PROBLEM STATEMENT » Every line below that includes "Barcode" counts toward the total. Report that total alone.

DATASET CONTENT »
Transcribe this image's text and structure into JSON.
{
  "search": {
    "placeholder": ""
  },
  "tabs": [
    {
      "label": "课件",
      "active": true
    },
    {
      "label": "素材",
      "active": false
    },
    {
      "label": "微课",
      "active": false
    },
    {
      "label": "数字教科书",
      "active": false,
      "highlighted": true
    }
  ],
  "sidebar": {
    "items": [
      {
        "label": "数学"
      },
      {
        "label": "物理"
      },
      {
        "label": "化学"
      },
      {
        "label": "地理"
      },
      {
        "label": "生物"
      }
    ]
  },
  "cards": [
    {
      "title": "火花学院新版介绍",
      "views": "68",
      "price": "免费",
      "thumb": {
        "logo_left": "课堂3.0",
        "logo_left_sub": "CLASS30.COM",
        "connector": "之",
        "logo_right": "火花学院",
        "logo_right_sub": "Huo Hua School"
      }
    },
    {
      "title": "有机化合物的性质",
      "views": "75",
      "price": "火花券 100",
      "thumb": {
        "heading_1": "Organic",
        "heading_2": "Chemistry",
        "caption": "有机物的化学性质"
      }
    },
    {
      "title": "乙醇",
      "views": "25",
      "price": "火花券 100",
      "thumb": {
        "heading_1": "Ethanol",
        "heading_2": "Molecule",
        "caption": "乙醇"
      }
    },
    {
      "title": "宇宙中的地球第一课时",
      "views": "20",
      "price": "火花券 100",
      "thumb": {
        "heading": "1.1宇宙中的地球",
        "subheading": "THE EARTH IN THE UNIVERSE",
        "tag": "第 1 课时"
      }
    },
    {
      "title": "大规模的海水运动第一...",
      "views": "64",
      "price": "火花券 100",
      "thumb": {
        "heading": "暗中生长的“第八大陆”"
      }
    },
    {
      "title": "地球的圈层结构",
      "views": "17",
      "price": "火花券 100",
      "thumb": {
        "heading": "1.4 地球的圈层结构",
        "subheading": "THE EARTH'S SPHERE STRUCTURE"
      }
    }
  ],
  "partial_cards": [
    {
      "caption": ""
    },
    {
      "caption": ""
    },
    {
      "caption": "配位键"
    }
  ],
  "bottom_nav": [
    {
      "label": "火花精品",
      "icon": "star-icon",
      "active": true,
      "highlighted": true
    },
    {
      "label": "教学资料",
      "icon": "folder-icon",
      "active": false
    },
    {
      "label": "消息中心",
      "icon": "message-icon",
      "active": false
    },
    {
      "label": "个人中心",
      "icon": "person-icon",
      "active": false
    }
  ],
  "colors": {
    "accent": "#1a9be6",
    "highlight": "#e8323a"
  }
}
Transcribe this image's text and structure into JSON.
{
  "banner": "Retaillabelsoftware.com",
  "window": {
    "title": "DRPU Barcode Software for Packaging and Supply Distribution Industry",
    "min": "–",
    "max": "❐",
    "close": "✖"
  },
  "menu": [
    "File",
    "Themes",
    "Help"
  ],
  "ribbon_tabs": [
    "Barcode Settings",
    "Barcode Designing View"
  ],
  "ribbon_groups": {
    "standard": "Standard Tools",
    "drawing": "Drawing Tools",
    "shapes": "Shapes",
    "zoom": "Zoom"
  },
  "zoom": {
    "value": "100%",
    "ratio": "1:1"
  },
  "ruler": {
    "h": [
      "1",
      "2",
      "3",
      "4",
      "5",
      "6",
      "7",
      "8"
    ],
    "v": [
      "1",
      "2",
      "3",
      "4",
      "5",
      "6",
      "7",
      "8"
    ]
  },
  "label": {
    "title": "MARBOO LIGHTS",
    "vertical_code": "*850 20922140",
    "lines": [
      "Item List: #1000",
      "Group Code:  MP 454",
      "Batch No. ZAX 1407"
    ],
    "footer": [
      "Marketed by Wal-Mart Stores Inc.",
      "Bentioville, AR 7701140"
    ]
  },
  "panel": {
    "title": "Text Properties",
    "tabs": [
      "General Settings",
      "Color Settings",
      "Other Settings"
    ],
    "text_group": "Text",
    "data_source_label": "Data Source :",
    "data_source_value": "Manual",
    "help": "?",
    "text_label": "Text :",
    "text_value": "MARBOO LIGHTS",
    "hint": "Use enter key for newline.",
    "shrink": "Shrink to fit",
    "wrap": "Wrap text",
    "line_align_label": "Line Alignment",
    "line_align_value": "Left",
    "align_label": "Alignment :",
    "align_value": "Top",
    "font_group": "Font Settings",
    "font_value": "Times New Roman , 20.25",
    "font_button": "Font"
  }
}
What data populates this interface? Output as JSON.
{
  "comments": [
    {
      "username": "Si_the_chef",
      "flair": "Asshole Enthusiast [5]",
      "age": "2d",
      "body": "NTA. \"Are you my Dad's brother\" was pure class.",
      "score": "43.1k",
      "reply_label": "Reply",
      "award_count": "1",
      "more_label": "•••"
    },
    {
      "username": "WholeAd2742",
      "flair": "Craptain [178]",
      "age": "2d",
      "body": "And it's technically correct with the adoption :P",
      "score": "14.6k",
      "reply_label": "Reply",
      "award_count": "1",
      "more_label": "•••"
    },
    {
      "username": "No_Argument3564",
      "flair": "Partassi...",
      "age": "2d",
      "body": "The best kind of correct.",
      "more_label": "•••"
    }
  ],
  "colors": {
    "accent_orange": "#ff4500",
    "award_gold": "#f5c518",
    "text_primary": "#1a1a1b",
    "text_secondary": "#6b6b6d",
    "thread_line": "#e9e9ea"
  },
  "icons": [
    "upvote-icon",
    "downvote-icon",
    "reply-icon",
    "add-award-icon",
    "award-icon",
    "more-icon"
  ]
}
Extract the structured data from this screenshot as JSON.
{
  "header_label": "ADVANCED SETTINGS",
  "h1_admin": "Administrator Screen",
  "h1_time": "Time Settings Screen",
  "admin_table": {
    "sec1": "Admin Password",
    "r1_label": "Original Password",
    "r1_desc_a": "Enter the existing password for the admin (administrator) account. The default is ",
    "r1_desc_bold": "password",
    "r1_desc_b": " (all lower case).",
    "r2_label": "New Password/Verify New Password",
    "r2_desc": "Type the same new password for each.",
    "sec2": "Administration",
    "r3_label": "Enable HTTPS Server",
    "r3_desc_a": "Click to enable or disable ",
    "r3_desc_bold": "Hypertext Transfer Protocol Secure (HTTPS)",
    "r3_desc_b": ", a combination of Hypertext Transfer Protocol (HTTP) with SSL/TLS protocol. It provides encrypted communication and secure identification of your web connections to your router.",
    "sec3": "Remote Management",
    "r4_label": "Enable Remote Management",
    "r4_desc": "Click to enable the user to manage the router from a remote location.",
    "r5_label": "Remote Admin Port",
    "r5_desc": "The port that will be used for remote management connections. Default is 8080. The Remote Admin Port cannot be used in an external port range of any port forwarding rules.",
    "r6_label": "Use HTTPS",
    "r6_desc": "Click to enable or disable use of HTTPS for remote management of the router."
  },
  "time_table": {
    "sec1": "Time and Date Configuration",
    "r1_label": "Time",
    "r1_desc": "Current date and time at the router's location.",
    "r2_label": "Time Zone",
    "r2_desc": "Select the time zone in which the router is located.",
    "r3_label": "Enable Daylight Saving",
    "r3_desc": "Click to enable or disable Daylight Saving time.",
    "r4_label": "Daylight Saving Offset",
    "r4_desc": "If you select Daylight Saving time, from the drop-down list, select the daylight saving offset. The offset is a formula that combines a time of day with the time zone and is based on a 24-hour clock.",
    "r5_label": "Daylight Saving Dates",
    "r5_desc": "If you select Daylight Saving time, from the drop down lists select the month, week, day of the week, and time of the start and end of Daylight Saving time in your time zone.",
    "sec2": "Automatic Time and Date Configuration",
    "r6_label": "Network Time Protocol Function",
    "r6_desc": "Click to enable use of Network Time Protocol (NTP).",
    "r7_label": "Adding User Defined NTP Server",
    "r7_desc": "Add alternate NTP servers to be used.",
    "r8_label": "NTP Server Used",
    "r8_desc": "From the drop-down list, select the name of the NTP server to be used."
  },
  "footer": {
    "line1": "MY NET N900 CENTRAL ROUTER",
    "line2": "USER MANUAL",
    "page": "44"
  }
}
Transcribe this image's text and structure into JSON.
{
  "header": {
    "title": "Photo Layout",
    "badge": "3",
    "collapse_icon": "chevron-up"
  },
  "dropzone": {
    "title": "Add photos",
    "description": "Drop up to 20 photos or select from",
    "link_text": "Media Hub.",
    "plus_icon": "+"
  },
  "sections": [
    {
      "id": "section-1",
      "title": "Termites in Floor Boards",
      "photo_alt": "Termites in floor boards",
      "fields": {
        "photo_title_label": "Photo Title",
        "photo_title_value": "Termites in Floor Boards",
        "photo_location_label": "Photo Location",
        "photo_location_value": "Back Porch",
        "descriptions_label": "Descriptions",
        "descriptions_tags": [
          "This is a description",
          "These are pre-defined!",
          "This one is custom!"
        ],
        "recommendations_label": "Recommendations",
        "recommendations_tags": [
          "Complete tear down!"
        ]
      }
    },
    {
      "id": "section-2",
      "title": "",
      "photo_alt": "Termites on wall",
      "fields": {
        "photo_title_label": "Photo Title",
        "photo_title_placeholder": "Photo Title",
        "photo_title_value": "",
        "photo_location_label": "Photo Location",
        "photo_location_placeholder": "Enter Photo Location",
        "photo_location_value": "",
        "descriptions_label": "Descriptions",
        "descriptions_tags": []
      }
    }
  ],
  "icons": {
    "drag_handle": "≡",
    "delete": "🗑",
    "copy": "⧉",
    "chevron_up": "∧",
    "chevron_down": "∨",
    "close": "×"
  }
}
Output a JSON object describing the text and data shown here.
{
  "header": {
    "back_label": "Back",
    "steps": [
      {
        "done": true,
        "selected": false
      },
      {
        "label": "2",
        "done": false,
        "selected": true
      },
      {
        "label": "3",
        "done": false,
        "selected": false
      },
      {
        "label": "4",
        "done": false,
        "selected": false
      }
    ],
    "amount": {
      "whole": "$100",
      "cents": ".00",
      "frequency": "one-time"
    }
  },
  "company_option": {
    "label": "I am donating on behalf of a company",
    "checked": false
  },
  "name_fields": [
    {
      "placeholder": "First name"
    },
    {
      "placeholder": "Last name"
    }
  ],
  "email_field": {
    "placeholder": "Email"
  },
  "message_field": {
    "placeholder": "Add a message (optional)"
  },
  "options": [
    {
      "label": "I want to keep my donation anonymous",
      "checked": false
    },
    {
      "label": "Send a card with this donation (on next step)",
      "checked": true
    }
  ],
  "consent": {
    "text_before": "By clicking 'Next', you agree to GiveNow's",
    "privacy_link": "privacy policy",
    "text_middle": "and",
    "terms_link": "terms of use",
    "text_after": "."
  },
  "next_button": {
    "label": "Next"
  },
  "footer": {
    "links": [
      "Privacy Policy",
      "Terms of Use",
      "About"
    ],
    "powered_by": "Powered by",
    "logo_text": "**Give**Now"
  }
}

OUTPUT FOR THIS TASK » 3